YOUR ASSIGNMENT: Each line of the data should be repeated precisely.
(Beginning of INFORMATION SUPPLIED)
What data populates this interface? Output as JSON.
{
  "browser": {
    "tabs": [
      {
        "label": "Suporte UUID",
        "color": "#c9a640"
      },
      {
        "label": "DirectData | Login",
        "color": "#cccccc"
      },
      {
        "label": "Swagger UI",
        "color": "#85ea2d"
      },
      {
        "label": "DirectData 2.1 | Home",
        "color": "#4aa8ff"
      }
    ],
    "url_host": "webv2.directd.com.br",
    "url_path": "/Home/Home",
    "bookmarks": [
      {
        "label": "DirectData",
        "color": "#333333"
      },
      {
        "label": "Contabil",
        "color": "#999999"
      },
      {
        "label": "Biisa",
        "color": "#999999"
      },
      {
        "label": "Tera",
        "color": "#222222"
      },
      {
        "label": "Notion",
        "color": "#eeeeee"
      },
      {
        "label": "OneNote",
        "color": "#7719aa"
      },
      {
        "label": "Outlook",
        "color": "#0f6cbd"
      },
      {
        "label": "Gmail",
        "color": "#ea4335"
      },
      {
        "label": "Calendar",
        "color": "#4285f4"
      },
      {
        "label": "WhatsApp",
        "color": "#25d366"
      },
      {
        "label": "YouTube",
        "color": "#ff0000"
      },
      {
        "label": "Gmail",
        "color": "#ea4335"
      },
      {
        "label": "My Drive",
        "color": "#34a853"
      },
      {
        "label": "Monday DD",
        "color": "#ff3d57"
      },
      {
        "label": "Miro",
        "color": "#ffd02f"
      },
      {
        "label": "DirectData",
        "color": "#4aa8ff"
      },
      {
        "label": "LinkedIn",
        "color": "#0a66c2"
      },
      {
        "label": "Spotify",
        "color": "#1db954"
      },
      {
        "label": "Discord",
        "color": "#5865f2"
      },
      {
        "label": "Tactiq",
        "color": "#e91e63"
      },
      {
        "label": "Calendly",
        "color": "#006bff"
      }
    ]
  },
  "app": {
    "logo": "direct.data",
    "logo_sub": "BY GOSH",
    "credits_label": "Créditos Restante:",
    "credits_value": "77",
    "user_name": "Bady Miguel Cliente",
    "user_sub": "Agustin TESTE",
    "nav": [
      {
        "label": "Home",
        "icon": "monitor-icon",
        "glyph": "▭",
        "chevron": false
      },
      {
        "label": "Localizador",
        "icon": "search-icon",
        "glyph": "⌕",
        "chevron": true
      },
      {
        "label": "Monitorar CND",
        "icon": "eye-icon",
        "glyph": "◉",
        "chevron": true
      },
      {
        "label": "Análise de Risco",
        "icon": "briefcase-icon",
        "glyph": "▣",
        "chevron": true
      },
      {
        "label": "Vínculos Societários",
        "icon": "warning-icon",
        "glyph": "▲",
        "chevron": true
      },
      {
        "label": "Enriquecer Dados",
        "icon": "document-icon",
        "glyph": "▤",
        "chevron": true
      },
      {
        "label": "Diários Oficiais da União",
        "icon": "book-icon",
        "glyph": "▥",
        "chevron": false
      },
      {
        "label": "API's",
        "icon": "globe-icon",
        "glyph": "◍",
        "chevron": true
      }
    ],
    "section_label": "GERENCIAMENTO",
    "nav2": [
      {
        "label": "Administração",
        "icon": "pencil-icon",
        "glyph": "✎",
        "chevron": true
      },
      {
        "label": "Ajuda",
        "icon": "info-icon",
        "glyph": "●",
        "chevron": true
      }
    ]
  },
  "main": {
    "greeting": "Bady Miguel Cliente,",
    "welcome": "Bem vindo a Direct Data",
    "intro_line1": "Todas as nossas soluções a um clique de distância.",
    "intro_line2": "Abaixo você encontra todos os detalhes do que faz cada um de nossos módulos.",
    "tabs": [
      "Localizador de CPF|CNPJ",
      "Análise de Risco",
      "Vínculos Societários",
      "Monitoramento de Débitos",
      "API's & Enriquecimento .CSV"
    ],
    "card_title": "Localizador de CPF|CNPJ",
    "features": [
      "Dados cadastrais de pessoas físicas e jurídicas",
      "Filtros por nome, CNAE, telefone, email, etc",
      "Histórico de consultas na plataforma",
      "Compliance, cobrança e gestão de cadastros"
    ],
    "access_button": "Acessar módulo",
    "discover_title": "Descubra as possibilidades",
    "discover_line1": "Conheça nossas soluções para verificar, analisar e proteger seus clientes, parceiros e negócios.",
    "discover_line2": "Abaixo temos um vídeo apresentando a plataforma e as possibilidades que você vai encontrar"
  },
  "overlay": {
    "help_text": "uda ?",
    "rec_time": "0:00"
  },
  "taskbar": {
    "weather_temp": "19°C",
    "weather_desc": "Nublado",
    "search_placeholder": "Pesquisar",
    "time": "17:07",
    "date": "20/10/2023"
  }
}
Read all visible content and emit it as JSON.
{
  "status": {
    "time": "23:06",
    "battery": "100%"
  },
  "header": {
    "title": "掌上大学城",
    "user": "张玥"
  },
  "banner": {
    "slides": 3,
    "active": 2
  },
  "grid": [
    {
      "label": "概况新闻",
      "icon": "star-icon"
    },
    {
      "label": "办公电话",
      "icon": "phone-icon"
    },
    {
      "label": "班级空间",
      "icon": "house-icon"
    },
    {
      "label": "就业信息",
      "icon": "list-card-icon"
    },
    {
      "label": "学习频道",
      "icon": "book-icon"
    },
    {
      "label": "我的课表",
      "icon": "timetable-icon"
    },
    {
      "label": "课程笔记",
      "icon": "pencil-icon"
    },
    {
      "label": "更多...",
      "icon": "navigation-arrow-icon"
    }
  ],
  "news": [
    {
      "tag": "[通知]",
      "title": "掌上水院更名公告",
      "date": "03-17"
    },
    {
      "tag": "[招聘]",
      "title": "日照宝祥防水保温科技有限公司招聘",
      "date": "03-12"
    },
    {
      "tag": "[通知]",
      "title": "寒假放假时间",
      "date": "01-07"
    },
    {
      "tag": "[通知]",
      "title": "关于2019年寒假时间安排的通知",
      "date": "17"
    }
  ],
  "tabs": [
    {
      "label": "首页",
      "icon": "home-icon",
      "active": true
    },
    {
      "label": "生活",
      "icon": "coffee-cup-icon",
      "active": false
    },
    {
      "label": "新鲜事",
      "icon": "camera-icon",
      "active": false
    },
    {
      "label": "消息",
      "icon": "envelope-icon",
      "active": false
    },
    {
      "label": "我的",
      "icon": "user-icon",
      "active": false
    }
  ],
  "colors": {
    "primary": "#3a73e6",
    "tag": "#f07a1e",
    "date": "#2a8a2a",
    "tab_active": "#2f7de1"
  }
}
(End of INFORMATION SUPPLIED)
ANSWER SPACE:
What data populates this interface? Output as JSON.
{
  "browser": {
    "tabs": [
      {
        "label": "Suporte UUID",
        "color": "#c9a640"
      },
      {
        "label": "DirectData | Login",
        "color": "#cccccc"
      },
      {
        "label": "Swagger UI",
        "color": "#85ea2d"
      },
      {
        "label": "DirectData 2.1 | Home",
        "color": "#4aa8ff"
      }
    ],
    "url_host": "webv2.directd.com.br",
    "url_path": "/Home/Home",
    "bookmarks": [
      {
        "label": "DirectData",
        "color": "#333333"
      },
      {
        "label": "Contabil",
        "color": "#999999"
      },
      {
        "label": "Biisa",
        "color": "#999999"
      },
      {
        "label": "Tera",
        "color": "#222222"
      },
      {
        "label": "Notion",
        "color": "#eeeeee"
      },
      {
        "label": "OneNote",
        "color": "#7719aa"
      },
      {
        "label": "Outlook",
        "color": "#0f6cbd"
      },
      {
        "label": "Gmail",
        "color": "#ea4335"
      },
      {
        "label": "Calendar",
        "color": "#4285f4"
      },
      {
        "label": "WhatsApp",
        "color": "#25d366"
      },
      {
        "label": "YouTube",
        "color": "#ff0000"
      },
      {
        "label": "Gmail",
        "color": "#ea4335"
      },
      {
        "label": "My Drive",
        "color": "#34a853"
      },
      {
        "label": "Monday DD",
        "color": "#ff3d57"
      },
      {
        "label": "Miro",
        "color": "#ffd02f"
      },
      {
        "label": "DirectData",
        "color": "#4aa8ff"
      },
      {
        "label": "LinkedIn",
        "color": "#0a66c2"
      },
      {
        "label": "Spotify",
        "color": "#1db954"
      },
      {
        "label": "Discord",
        "color": "#5865f2"
      },
      {
        "label": "Tactiq",
        "color": "#e91e63"
      },
      {
        "label": "Calendly",
        "color": "#006bff"
      }
    ]
  },
  "app": {
    "logo": "direct.data",
    "logo_sub": "BY GOSH",
    "credits_label": "Créditos Restante:",
    "credits_value": "77",
    "user_name": "Bady Miguel Cliente",
    "user_sub": "Agustin TESTE",
    "nav": [
      {
        "label": "Home",
        "icon": "monitor-icon",
        "glyph": "▭",
        "chevron": false
      },
      {
        "label": "Localizador",
        "icon": "search-icon",
        "glyph": "⌕",
        "chevron": true
      },
      {
        "label": "Monitorar CND",
        "icon": "eye-icon",
        "glyph": "◉",
        "chevron": true
      },
      {
        "label": "Análise de Risco",
        "icon": "briefcase-icon",
        "glyph": "▣",
        "chevron": true
      },
      {
        "label": "Vínculos Societários",
        "icon": "warning-icon",
        "glyph": "▲",
        "chevron": true
      },
      {
        "label": "Enriquecer Dados",
        "icon": "document-icon",
        "glyph": "▤",
        "chevron": true
      },
      {
        "label": "Diários Oficiais da União",
        "icon": "book-icon",
        "glyph": "▥",
        "chevron": false
      },
      {
        "label": "API's",
        "icon": "globe-icon",
        "glyph": "◍",
        "chevron": true
      }
    ],
    "section_label": "GERENCIAMENTO",
    "nav2": [
      {
        "label": "Administração",
        "icon": "pencil-icon",
        "glyph": "✎",
        "chevron": true
      },
      {
        "label": "Ajuda",
        "icon": "info-icon",
        "glyph": "●",
        "chevron": true
      }
    ]
  },
  "main": {
    "greeting": "Bady Miguel Cliente,",
    "welcome": "Bem vindo a Direct Data",
    "intro_line1": "Todas as nossas soluções a um clique de distância.",
    "intro_line2": "Abaixo você encontra todos os detalhes do que faz cada um de nossos módulos.",
    "tabs": [
      "Localizador de CPF|CNPJ",
      "Análise de Risco",
      "Vínculos Societários",
      "Monitoramento de Débitos",
      "API's & Enriquecimento .CSV"
    ],
    "card_title": "Localizador de CPF|CNPJ",
    "features": [
      "Dados cadastrais de pessoas físicas e jurídicas",
      "Filtros por nome, CNAE, telefone, email, etc",
      "Histórico de consultas na plataforma",
      "Compliance, cobrança e gestão de cadastros"
    ],
    "access_button": "Acessar módulo",
    "discover_title": "Descubra as possibilidades",
    "discover_line1": "Conheça nossas soluções para verificar, analisar e proteger seus clientes, parceiros e negócios.",
    "discover_line2": "Abaixo temos um vídeo apresentando a plataforma e as possibilidades que você vai encontrar"
  },
  "overlay": {
    "help_text": "uda ?",
    "rec_time": "0:00"
  },
  "taskbar": {
    "weather_temp": "19°C",
    "weather_desc": "Nublado",
    "search_placeholder": "Pesquisar",
    "time": "17:07",
    "date": "20/10/2023"
  }
}
Read all visible content and emit it as JSON.
{
  "status": {
    "time": "23:06",
    "battery": "100%"
  },
  "header": {
    "title": "掌上大学城",
    "user": "张玥"
  },
  "banner": {
    "slides": 3,
    "active": 2
  },
  "grid": [
    {
      "label": "概况新闻",
      "icon": "star-icon"
    },
    {
      "label": "办公电话",
      "icon": "phone-icon"
    },
    {
      "label": "班级空间",
      "icon": "house-icon"
    },
    {
      "label": "就业信息",
      "icon": "list-card-icon"
    },
    {
      "label": "学习频道",
      "icon": "book-icon"
    },
    {
      "label": "我的课表",
      "icon": "timetable-icon"
    },
    {
      "label": "课程笔记",
      "icon": "pencil-icon"
    },
    {
      "label": "更多...",
      "icon": "navigation-arrow-icon"
    }
  ],
  "news": [
    {
      "tag": "[通知]",
      "title": "掌上水院更名公告",
      "date": "03-17"
    },
    {
      "tag": "[招聘]",
      "title": "日照宝祥防水保温科技有限公司招聘",
      "date": "03-12"
    },
    {
      "tag": "[通知]",
      "title": "寒假放假时间",
      "date": "01-07"
    },
    {
      "tag": "[通知]",
      "title": "关于2019年寒假时间安排的通知",
      "date": "17"
    }
  ],
  "tabs": [
    {
      "label": "首页",
      "icon": "home-icon",
      "active": true
    },
    {
      "label": "生活",
      "icon": "coffee-cup-icon",
      "active": false
    },
    {
      "label": "新鲜事",
      "icon": "camera-icon",
      "active": false
    },
    {
      "label": "消息",
      "icon": "envelope-icon",
      "active": false
    },
    {
      "label": "我的",
      "icon": "user-icon",
      "active": false
    }
  ],
  "colors": {
    "primary": "#3a73e6",
    "tag": "#f07a1e",
    "date": "#2a8a2a",
    "tab_active": "#2f7de1"
  }
}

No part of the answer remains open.